#### THE PROBLEM:
Check each line below for "JSON" and report how many have it, nothing else.

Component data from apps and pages
#####

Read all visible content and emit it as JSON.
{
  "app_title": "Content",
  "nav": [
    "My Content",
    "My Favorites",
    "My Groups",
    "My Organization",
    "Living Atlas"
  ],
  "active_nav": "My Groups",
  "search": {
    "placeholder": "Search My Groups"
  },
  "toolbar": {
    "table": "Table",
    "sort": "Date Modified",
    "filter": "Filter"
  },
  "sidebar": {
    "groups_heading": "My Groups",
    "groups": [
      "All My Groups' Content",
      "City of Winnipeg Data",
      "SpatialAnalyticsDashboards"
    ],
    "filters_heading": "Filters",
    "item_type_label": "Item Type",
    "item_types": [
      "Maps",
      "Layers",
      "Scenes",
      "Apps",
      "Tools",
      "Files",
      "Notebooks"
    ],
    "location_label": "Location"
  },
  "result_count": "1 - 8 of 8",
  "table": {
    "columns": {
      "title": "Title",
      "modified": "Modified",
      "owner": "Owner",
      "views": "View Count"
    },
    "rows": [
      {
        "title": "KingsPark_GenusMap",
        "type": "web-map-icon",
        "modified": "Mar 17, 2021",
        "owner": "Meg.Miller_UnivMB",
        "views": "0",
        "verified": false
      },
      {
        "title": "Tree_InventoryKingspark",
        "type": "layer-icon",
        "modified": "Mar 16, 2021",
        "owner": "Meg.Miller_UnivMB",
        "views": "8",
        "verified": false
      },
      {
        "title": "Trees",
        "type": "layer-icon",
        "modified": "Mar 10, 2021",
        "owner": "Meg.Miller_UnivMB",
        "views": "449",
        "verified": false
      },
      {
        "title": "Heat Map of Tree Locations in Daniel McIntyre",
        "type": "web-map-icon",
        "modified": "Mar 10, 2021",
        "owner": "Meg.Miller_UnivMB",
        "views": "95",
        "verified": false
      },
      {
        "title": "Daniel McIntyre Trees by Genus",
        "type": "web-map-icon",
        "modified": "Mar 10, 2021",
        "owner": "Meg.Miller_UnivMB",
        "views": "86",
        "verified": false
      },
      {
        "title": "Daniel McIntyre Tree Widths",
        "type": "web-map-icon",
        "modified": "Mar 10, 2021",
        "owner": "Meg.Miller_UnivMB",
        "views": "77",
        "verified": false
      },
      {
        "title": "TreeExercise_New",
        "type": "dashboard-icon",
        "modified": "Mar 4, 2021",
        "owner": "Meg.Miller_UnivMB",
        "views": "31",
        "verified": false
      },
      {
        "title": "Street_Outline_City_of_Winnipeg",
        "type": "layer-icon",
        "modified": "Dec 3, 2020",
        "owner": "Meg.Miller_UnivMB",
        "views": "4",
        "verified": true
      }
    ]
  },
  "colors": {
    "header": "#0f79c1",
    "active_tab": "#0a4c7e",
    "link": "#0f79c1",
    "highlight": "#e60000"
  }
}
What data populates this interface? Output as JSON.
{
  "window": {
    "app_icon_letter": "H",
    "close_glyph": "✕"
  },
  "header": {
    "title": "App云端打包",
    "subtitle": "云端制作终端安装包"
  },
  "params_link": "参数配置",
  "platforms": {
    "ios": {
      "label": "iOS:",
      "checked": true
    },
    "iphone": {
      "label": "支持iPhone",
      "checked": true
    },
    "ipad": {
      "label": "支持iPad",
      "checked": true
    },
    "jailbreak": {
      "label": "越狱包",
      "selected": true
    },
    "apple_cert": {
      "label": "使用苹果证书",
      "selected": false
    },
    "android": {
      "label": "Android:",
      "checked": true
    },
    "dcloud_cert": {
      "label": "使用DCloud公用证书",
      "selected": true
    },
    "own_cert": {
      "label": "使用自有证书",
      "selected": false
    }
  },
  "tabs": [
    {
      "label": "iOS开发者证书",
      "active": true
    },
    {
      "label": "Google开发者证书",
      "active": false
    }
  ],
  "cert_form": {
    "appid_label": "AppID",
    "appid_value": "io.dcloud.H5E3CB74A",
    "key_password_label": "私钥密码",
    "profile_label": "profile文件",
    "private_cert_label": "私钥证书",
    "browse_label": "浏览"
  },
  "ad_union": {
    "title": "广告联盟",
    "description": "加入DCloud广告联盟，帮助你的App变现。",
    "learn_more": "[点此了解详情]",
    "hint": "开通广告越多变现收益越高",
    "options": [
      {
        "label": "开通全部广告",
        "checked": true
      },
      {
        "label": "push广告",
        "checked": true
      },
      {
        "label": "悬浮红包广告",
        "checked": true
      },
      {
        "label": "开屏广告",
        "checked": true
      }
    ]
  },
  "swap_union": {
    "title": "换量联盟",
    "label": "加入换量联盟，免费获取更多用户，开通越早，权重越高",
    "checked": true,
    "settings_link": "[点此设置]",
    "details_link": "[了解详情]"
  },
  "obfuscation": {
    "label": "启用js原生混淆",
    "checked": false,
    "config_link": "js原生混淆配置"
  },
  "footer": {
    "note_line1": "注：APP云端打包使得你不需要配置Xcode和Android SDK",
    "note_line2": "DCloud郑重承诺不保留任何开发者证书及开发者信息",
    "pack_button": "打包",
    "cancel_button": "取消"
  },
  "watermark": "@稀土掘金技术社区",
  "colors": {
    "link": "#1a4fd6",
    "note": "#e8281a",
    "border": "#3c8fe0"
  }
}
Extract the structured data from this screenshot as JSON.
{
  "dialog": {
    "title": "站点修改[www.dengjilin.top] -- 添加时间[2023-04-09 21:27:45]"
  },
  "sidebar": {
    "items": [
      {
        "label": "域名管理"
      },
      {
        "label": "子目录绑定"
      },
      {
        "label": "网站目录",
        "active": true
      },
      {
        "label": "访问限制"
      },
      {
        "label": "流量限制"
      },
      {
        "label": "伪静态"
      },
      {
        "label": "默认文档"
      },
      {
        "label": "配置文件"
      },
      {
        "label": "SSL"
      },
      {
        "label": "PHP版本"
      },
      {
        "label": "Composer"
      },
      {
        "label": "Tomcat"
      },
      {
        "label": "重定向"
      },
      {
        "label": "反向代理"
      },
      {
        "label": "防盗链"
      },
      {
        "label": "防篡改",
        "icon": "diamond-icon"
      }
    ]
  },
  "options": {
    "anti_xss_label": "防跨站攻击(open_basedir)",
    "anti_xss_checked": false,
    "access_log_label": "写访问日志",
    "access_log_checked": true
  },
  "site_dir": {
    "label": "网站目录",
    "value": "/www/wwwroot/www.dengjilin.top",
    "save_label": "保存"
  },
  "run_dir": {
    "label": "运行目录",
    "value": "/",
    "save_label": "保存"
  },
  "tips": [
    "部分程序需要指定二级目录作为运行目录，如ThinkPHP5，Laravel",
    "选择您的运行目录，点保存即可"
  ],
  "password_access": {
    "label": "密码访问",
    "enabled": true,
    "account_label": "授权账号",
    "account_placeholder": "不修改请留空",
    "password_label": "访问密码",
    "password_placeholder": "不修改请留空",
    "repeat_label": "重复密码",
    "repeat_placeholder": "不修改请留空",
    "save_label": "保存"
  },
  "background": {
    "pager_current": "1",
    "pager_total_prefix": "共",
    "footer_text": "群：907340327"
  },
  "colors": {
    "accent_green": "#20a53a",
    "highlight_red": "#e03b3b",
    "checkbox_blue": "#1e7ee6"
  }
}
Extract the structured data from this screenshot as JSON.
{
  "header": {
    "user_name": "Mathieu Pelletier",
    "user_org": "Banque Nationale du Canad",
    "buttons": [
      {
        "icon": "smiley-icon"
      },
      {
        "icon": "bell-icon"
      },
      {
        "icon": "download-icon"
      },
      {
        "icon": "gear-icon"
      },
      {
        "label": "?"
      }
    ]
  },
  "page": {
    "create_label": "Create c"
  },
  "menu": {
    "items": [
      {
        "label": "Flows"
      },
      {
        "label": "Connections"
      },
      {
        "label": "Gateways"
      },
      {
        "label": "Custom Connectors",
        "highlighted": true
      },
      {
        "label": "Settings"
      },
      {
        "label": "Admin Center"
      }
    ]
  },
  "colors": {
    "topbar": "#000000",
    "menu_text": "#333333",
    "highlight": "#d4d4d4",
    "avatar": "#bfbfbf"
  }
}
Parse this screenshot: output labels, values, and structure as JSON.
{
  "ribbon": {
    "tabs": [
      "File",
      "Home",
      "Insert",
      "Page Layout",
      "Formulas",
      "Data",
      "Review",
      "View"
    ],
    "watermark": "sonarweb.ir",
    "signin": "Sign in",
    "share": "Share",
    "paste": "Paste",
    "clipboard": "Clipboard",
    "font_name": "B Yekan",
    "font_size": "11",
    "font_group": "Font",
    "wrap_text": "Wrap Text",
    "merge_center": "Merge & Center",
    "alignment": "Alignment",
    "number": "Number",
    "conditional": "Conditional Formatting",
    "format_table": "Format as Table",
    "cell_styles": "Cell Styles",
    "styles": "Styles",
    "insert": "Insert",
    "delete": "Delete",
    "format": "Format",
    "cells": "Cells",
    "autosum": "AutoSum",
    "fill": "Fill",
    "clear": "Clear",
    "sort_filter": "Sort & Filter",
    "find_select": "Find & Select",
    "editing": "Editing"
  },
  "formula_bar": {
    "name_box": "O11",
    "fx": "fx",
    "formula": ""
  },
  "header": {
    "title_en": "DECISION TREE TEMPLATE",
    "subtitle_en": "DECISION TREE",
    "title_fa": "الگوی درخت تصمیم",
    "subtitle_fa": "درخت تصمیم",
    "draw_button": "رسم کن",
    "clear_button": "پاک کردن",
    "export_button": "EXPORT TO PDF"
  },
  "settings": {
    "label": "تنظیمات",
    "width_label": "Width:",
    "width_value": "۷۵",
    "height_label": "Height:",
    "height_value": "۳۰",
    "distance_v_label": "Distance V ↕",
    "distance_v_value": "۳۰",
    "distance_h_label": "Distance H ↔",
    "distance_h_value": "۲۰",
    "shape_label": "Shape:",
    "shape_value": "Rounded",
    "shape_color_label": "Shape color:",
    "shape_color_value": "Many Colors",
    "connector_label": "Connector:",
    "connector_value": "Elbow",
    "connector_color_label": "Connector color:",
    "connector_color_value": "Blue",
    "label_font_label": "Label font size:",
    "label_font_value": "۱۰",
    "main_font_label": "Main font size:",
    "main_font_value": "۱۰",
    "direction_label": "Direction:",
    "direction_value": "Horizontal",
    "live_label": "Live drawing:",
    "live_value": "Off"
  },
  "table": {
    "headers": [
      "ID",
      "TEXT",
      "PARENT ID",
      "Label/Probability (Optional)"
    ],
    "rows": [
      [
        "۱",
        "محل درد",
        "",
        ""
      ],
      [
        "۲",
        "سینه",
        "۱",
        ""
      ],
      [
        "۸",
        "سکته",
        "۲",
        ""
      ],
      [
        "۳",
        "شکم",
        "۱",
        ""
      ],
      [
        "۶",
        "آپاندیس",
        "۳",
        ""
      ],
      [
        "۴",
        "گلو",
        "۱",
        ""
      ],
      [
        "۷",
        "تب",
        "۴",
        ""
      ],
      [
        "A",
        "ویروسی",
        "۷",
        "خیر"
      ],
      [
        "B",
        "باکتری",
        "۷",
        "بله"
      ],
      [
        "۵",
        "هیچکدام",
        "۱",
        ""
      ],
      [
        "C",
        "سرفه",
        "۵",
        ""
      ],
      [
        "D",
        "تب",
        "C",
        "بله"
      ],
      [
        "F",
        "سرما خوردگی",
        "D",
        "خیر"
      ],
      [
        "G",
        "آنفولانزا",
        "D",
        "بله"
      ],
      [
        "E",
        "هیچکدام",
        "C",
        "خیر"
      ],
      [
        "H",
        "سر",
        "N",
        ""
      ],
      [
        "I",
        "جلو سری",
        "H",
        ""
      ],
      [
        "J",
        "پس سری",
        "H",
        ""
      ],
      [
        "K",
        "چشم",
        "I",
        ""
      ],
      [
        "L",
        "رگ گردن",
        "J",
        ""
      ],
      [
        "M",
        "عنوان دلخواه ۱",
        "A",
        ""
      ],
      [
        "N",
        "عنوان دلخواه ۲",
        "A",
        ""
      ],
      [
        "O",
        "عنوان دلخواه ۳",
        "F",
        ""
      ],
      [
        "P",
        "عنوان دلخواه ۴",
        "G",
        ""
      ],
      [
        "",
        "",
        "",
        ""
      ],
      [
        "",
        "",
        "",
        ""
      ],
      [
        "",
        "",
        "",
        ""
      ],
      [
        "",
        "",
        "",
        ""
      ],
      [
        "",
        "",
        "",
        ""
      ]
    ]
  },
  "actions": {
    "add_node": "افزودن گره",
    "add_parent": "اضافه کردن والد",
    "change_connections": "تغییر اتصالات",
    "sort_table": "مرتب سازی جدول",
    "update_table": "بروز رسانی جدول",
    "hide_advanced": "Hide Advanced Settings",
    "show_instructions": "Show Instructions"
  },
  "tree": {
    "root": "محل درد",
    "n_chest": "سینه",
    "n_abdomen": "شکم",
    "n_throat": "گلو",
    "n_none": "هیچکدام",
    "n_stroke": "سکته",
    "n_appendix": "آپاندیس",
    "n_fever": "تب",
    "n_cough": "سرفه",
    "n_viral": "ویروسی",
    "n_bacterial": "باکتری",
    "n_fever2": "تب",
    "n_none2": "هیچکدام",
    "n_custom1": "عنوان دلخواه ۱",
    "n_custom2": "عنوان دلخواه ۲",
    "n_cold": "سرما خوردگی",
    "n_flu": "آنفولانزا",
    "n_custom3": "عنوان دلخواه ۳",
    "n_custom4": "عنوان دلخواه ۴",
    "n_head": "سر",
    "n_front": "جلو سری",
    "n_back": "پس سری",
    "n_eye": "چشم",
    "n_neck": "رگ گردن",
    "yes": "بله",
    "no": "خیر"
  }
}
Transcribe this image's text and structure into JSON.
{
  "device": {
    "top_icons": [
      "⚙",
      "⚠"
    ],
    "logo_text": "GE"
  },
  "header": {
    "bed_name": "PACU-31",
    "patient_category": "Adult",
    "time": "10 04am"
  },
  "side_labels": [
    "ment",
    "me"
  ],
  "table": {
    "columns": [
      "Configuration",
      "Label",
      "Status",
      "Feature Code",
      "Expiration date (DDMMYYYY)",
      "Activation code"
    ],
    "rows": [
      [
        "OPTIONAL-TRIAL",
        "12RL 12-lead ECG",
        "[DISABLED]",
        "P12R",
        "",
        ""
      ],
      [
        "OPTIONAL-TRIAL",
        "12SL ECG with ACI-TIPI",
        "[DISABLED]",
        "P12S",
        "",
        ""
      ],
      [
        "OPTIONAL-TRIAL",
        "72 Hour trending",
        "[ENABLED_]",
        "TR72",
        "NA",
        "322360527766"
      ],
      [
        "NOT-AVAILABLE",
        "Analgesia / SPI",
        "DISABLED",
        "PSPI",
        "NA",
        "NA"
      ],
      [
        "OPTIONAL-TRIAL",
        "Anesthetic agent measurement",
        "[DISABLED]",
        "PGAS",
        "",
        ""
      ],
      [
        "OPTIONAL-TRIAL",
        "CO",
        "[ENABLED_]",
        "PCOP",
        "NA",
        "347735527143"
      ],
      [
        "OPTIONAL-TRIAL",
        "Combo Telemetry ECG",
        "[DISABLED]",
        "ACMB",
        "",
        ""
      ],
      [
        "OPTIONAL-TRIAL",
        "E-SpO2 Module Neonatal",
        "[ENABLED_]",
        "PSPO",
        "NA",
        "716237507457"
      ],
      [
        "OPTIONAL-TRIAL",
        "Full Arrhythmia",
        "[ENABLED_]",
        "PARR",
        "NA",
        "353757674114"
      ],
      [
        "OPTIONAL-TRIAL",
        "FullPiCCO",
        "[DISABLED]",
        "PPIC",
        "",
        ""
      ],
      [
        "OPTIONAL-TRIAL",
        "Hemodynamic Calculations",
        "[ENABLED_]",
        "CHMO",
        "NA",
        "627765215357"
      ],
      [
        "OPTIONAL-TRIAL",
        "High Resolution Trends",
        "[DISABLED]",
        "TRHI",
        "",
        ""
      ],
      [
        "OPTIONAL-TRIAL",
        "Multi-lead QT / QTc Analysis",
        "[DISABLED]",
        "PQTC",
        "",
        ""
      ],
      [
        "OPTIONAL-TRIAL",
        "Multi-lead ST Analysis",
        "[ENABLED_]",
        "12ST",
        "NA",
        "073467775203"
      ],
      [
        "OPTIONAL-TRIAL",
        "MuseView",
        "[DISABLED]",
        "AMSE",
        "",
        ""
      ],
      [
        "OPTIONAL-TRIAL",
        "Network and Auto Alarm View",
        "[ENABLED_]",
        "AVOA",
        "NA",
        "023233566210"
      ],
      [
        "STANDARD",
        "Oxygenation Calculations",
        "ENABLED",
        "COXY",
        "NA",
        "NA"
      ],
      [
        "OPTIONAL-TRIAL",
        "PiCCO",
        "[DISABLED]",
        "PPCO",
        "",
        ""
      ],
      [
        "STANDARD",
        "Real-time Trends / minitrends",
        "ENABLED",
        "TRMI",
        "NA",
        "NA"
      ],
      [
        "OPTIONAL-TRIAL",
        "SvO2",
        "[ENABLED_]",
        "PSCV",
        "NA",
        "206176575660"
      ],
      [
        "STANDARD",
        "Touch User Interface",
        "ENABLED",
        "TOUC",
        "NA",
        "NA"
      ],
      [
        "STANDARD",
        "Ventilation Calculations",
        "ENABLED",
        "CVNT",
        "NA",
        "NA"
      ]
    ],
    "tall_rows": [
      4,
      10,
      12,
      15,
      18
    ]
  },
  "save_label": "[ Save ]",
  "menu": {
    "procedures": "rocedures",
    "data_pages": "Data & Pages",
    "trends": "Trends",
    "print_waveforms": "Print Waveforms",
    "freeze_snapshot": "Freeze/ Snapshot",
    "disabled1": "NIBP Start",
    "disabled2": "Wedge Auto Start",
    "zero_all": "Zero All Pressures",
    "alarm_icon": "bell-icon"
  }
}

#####

#### EXERCISE ANSWER:
6